I met Doma’s mother, Niran, at the Kathmandu hotel where I began visiting in 2003. She had been working there since soon after her husband brought her from her village in the high hills. It was an arranged marriage and she was only 15 when Doma was born. She had no schooling, spoke only Tamang tribal language, and her husband soon abandoned her. The only job she could get was as a hotel maid. She learned Nepali and the hotel owner, Norkyel, helped her get a divorce. Her first few years were extremely difficult, especially because although she earned barely enough for necessities, she was determined to give Doma a good education. Remarriage is not an option for a Nepali woman with a child.

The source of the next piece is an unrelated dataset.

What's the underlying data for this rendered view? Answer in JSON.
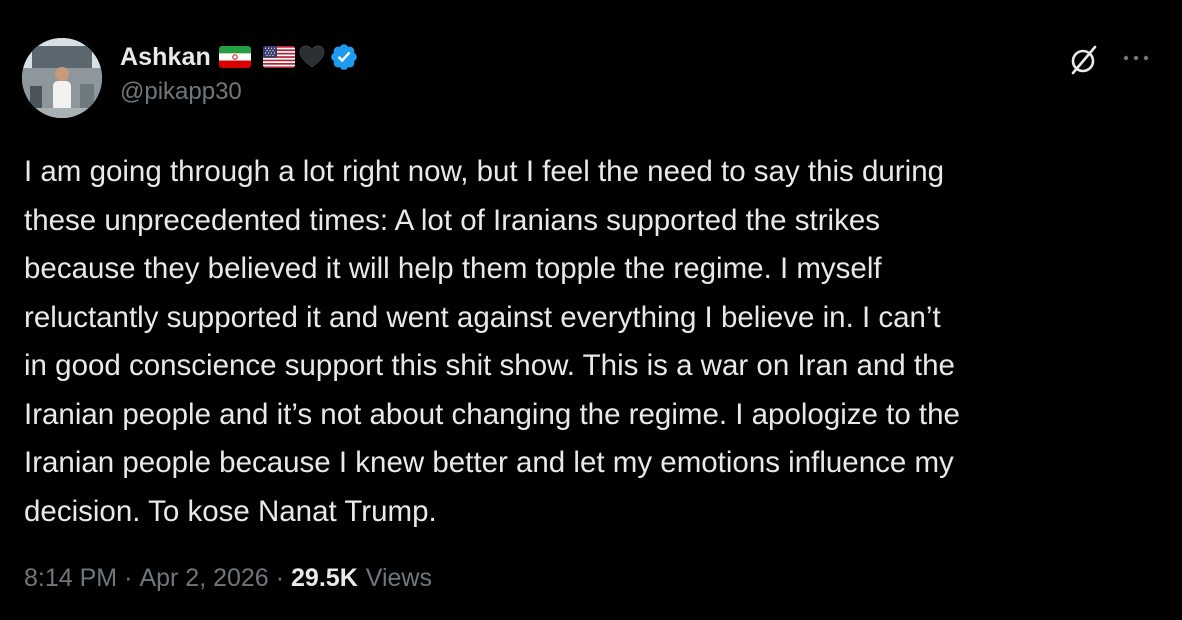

I chatted with Niran each time I visited because by then she had taught herself English. She also speaks Hindi and was learning Tibetan from a book left by a guest. When Nepal’s civil war ended in 2006, the Maoists began unionizing. I was friendly with Norkyel and he told me he had been giving Niran extra money for Doma’s schooling but he must stop. His staff was unionized now, so he must treat everyone the same. He asked if I would like to take over.
My wife had met Niran and was also attracted by her intelligence, humor and good work so I took over and began getting to know Doma. She was very shy. Tamang are close to the low end of the caste structure, her mom had only ever worked as a maid and Doma expected her future would be the same. I told her she could do better and must try because her mother had made great sacrifices to get her an education.
Doma did try, she slowly gained confidence, and her exam results improved. From her usual place in the middle, she reached 6th place, then 3rd. She said she could never do better because the top two students were wealthy and had tutors. The next year she came 2nd. That made a decisive difference. She had succeeded to a degree she hadn’t believed possible. Now she knew she might surprise herself still more.
Doma was 2nd again in 10th grade then transferred to a new school. Norkyel took her to several of the best ones, including Budhanilkantha (BNKS), the traditional choice of Nepal’s kings. Math was her strongest subject but she preferred arts and did not want to go to BNKS because they teach only science. We told her she should try. At last she told me: “I realized I am not a child now, so I should not be stubborn. Everybody says I should do this. Probably they are right.” She did try, and she was accepted.
How would she get on with high-caste kids from wealthy families who live in a way she had never imagined? It took a lot of courage at first, but she did fine. The only problem, she said, was her friends always had to pay for her when they went out from school. The school didn’t let kids out very often so it wasn’t a big problem.
Doma’s 10th grade results had been 85% in English and in the mid-90% range for math and science. In Junior year, she was 10th in her class of 40 with a mix of As and Bs despite having to navigate a very new environment. Then she grew over-confident and greatly over-committed to extracurricular activities. She was also sick during her final exams.
In Senior year, Doma led many cultural programs and did much volunteer work for school clubs. She was also selected for the annual ‘Quanta’ competition at City Montessori School, Lucknow, India. While taking part in the math competition, she led students from other countries in Nepali dance performance.
What Doma discovered about herself and her potential in two intensive years at BNKS is great preparation to overcome challenges she will meet in college and later.
Doma’s Math SAT 2 result is 730. Her spoken English is excellent but even the best Nepali schools do not provide good training in written English. Her best results so far are 89 for TOEFL, 490 for reading SAT and 410 for writing. While we wait for more admission decisions, she will continue to improve her written English and track her progress with more TOEFL tests.
In college, Doma will learn how to succeed with her dream. The Vice-Principal at her school before BNKS told me, “Doma is relentless. If she doesn’t understand something she will keep coming back with questions, more and more questions until she’s certain she does understand.” Her aspiration is to build a business in Nepal to provide good jobs for people like her and good services for customers. Nepal has very weak infrastructure in government, law and utilities. Doma believes that building a business will enable her to make the greatest contribution to transform her country.
Doma choreographed this dance shortly before she graduated from Budhanilkantha. It is, she told me: “Like Sherpa but not exactly. It’s a dance for people who live high in the mountains.” Sherpas and Doma’s Tamang people both came from Tibet long ago. Doma is the shorter of the two girls in red tops who enter from the left. She then dances in the center.
Over the next few weeks I will post some essays Doma wrote as part of her college applications. I’m so lucky to have found someone who is so worthwhile to help.